Physiotherapist, Simon Johnson, from our Langwarrin Clinic, is currently the Physiotherapist for local Football Netball Club, Frankston YCW. We recently sat down with Simon to find out a bit more about what makes him tick…
What inspired you to become a Physiotherapist?
I have always been a massive sport fan, whether that’s playing, spectating or being part of the medical team. At school, I was most interested in science subjects, especially human anatomy. So I guess I paired my passion for sport with a genuine interest in the human body and chose to peruse physiotherapy as a career!
What does being part of community sport and specifically, Frankston YCW mean to you?

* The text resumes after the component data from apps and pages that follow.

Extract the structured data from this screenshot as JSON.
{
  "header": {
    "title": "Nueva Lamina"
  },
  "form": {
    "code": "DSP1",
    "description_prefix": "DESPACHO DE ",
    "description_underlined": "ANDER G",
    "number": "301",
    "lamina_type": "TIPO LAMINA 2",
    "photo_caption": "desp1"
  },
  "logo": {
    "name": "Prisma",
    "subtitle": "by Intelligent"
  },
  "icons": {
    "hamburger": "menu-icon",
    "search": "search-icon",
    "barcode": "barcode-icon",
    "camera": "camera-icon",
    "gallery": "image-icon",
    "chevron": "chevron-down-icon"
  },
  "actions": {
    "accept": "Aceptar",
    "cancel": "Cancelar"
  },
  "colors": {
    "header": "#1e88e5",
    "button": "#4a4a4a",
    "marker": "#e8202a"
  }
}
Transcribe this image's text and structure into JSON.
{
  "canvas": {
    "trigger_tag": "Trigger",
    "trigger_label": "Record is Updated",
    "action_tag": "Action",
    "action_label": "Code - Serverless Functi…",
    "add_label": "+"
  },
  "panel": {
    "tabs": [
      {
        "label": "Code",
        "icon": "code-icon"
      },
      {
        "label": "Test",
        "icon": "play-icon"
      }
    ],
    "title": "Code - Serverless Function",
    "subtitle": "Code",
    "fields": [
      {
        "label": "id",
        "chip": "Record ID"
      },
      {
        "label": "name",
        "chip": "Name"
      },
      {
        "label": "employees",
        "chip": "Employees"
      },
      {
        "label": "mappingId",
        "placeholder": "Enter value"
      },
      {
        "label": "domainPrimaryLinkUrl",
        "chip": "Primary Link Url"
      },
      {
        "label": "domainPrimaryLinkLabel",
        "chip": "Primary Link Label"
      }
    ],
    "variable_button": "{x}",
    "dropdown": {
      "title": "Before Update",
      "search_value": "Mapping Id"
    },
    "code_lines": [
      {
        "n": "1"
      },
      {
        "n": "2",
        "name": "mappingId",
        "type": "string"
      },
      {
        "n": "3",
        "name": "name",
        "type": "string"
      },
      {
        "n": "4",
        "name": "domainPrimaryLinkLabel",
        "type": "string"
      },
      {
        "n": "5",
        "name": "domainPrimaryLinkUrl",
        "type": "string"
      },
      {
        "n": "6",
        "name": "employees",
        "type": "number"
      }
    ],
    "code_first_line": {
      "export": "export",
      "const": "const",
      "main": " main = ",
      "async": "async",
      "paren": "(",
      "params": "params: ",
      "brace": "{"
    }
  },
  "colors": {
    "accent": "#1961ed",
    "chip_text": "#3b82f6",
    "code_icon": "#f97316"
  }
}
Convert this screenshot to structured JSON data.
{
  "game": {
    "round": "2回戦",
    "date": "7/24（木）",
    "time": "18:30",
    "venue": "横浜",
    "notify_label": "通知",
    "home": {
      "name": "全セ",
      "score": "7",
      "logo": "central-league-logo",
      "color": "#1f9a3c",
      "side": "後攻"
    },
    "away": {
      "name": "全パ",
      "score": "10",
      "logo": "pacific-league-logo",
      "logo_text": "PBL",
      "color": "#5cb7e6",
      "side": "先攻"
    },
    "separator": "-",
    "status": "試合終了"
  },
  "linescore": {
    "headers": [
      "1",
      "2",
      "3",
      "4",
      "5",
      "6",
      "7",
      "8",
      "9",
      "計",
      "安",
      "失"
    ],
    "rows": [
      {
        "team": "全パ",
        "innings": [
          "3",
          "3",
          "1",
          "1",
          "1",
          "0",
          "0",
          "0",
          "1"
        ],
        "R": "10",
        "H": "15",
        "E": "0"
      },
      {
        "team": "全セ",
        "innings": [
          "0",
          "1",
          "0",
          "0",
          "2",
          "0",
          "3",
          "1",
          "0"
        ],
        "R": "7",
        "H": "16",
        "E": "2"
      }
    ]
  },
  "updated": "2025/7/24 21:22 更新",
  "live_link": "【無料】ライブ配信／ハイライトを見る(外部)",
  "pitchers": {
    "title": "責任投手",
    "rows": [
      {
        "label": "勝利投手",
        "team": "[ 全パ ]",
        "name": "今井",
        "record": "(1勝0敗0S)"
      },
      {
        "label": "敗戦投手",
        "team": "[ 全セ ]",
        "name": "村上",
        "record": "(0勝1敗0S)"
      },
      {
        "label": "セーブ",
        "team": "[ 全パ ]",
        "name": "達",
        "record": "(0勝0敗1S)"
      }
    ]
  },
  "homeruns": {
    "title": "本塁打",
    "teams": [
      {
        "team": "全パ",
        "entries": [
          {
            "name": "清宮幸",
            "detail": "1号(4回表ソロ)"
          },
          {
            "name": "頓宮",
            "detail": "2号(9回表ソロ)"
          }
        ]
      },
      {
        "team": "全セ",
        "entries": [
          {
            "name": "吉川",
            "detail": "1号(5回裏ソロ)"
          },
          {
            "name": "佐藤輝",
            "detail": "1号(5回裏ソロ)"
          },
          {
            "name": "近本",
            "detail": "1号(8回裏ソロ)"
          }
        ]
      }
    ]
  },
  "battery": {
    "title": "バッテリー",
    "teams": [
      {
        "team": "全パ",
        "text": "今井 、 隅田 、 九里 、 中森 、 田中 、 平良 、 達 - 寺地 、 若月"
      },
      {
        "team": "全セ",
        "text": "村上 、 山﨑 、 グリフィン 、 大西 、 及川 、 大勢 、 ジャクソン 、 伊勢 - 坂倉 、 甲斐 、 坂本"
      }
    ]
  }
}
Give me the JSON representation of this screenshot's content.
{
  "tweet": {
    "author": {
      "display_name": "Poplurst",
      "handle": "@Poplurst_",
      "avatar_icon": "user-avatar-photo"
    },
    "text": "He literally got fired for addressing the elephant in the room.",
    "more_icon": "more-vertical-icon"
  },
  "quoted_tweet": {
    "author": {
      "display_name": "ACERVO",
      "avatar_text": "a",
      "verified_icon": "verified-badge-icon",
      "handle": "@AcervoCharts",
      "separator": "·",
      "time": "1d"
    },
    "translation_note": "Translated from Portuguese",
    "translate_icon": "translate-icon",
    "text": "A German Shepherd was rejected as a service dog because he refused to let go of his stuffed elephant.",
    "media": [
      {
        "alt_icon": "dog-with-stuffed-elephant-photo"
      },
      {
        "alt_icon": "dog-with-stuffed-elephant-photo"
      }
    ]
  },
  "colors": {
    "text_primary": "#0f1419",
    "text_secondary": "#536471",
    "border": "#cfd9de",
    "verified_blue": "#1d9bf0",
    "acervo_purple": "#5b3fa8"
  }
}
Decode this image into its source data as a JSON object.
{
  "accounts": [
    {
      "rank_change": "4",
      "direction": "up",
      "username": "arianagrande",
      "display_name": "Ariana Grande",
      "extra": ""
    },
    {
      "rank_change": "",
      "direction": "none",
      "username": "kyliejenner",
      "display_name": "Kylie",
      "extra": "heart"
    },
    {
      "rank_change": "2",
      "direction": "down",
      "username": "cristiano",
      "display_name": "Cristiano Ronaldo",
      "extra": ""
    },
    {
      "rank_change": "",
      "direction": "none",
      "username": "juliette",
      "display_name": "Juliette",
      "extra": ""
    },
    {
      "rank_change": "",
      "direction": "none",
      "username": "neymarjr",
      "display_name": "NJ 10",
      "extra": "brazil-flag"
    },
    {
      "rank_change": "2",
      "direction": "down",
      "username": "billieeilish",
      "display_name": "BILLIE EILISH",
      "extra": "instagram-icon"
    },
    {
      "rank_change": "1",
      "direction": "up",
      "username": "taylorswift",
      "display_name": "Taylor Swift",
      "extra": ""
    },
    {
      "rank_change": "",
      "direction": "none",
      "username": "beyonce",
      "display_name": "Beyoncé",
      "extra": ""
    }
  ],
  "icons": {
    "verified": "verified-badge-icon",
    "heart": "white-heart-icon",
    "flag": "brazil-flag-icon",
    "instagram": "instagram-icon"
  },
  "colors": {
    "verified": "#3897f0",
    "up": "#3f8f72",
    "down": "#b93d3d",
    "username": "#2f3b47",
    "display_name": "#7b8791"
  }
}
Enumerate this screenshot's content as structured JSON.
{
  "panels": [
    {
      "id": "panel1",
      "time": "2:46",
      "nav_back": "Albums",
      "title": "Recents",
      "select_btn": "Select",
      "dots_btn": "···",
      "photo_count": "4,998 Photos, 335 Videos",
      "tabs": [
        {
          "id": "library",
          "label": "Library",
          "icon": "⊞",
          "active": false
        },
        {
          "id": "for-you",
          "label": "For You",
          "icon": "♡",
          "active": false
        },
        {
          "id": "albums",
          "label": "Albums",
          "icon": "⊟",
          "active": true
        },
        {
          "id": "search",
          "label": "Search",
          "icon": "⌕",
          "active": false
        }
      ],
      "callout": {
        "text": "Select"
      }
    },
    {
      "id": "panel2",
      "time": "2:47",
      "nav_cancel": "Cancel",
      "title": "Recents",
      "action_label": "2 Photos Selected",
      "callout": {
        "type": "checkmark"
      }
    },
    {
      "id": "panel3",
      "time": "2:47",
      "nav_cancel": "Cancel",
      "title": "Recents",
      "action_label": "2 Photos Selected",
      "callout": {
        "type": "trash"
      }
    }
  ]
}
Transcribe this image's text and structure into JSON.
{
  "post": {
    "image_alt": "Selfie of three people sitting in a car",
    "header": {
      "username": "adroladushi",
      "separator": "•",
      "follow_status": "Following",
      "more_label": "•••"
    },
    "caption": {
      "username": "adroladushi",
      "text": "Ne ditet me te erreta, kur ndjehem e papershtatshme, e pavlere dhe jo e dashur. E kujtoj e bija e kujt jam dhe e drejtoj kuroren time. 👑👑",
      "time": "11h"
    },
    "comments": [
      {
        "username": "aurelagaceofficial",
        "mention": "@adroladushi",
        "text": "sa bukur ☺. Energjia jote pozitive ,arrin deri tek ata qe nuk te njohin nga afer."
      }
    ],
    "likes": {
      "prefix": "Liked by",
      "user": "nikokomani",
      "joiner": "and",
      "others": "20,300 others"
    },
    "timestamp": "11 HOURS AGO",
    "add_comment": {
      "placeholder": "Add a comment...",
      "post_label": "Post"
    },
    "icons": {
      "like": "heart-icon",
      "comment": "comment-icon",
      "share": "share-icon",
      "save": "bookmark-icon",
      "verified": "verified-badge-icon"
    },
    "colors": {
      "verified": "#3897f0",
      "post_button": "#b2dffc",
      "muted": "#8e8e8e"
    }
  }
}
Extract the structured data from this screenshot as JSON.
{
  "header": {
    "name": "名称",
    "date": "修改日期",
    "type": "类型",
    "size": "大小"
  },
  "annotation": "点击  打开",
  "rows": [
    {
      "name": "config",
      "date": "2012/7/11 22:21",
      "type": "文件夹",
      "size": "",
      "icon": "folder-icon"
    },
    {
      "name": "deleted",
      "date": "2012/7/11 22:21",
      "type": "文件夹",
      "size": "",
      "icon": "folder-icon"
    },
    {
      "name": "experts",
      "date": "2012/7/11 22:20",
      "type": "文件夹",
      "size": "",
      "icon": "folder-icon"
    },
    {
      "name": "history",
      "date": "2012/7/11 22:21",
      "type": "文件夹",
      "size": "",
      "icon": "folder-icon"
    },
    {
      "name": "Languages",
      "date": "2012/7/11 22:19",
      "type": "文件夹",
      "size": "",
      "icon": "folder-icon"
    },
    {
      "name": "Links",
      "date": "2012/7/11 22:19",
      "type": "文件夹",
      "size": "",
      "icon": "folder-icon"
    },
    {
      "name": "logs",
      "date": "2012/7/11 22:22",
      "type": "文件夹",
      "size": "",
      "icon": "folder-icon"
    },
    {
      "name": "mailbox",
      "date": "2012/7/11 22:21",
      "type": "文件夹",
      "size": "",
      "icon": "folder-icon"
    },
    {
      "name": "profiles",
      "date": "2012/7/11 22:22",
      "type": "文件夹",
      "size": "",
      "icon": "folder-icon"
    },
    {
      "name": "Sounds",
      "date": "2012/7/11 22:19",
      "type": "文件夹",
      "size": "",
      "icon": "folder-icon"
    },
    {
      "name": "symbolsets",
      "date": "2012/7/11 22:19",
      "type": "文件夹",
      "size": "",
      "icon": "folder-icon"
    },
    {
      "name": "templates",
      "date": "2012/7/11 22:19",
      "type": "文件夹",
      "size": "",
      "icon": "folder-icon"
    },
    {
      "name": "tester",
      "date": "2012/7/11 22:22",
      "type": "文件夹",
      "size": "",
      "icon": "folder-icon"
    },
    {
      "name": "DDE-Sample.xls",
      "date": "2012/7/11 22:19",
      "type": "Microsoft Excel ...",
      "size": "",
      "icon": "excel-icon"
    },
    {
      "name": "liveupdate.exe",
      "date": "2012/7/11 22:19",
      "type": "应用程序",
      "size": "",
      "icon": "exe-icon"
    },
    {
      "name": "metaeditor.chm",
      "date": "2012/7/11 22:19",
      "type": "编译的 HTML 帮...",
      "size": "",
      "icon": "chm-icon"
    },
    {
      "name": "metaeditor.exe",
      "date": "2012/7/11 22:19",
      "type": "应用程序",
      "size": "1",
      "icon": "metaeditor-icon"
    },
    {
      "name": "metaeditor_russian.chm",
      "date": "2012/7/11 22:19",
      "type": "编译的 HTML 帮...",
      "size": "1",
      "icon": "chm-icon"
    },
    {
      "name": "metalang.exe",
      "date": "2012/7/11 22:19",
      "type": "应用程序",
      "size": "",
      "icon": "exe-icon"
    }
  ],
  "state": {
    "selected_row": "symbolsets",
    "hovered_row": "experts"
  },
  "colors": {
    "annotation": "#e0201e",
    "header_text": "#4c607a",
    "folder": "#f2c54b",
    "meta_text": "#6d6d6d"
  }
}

One of the best things about being involved in community sport is making new friends, whether that is with players, coaches or supporters. It’s a great feeling belonging to a network of people who enjoy footy but also interact in the community in which I enjoy being a part of.
What is your philosophy around injury management?
Hard work equals goals. As a physio we may spend 40 minutes total with a patient per week. In that small amount of time I do as much as I can with my hands to help but it is the tools I give that patient to self manage through stretches, exercises, activity modification and behavioural changes that is really valuable. The patient has to put in some hard work to successfully rehabilitate and injury, being proactive and following the advice provided usually leads to great outcomes and speedy return to sport.
What is your proudest sporting moment as a player?
Winner of the 2014 Gentlemen’s Cup. An annual competition held amongst friends in which we compete in four events; table tennis, darts, lawn bowls and golf. The winners name is engraved into the trophy each year so I’m pretty proud of that.
What is your worst injury and how did you overcome it?
I’ve been pretty lucky with sporting injuries in the past. Worst injury was probably when I fractured my leg in footy. I was playing in the centre and was carrying the ball out of the stoppage and was chased down and tackled. Heard the crack and knew it was fractured. Worst part about it I was due to fly out that afternoon with friends on a surf trip to Gold coast, so I had to sit on the beach for two weeks watching the boys surf. A trick I learnt from that day was when you apply ice to an injury and the pain worsens, its often a telling sign that there is a fracture and an X-ray is a good idea!
Who is your sporting hero and what do you admire most about them?
I thought it was pretty inspiring when he returned to Jeffrey’s Bay in South Africa one year after being attacked by a great white and not only entered the water where he was attacked, but won the event against the world’s best. That takes some serious bravery, courage and also skill! I don’t throw around the term hero much, but that to me was heroic!
If you could have a superpower, what would it be?
It would be nice to have a magic wand with healing powers, save my hands from the pain of a long day of treatment!